Please give the data again in full, exactly as provided.
Records supplied below:
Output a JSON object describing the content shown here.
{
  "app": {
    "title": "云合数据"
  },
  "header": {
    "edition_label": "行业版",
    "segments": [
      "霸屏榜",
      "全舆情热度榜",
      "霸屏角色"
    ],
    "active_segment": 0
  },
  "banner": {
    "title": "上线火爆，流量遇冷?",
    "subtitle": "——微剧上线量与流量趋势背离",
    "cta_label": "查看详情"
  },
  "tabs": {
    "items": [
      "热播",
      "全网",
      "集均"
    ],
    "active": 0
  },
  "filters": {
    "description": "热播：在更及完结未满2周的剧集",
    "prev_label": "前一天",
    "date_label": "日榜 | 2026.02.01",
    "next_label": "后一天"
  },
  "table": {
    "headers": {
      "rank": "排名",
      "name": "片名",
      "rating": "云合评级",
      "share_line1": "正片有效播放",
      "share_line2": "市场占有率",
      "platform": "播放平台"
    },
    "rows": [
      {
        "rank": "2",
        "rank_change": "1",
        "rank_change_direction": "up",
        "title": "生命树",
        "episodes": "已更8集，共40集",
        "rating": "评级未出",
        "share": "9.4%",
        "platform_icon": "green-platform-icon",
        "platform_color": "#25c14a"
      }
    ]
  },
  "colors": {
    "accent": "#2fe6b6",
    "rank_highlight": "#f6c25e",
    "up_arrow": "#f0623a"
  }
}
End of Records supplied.
## [Task response]
Output a JSON object describing the content shown here.
{
  "app": {
    "title": "云合数据"
  },
  "header": {
    "edition_label": "行业版",
    "segments": [
      "霸屏榜",
      "全舆情热度榜",
      "霸屏角色"
    ],
    "active_segment": 0
  },
  "banner": {
    "title": "上线火爆，流量遇冷?",
    "subtitle": "——微剧上线量与流量趋势背离",
    "cta_label": "查看详情"
  },
  "tabs": {
    "items": [
      "热播",
      "全网",
      "集均"
    ],
    "active": 0
  },
  "filters": {
    "description": "热播：在更及完结未满2周的剧集",
    "prev_label": "前一天",
    "date_label": "日榜 | 2026.02.01",
    "next_label": "后一天"
  },
  "table": {
    "headers": {
      "rank": "排名",
      "name": "片名",
      "rating": "云合评级",
      "share_line1": "正片有效播放",
      "share_line2": "市场占有率",
      "platform": "播放平台"
    },
    "rows": [
      {
        "rank": "2",
        "rank_change": "1",
        "rank_change_direction": "up",
        "title": "生命树",
        "episodes": "已更8集，共40集",
        "rating": "评级未出",
        "share": "9.4%",
        "platform_icon": "green-platform-icon",
        "platform_color": "#25c14a"
      }
    ]
  },
  "colors": {
    "accent": "#2fe6b6",
    "rank_highlight": "#f6c25e",
    "up_arrow": "#f0623a"
  }
}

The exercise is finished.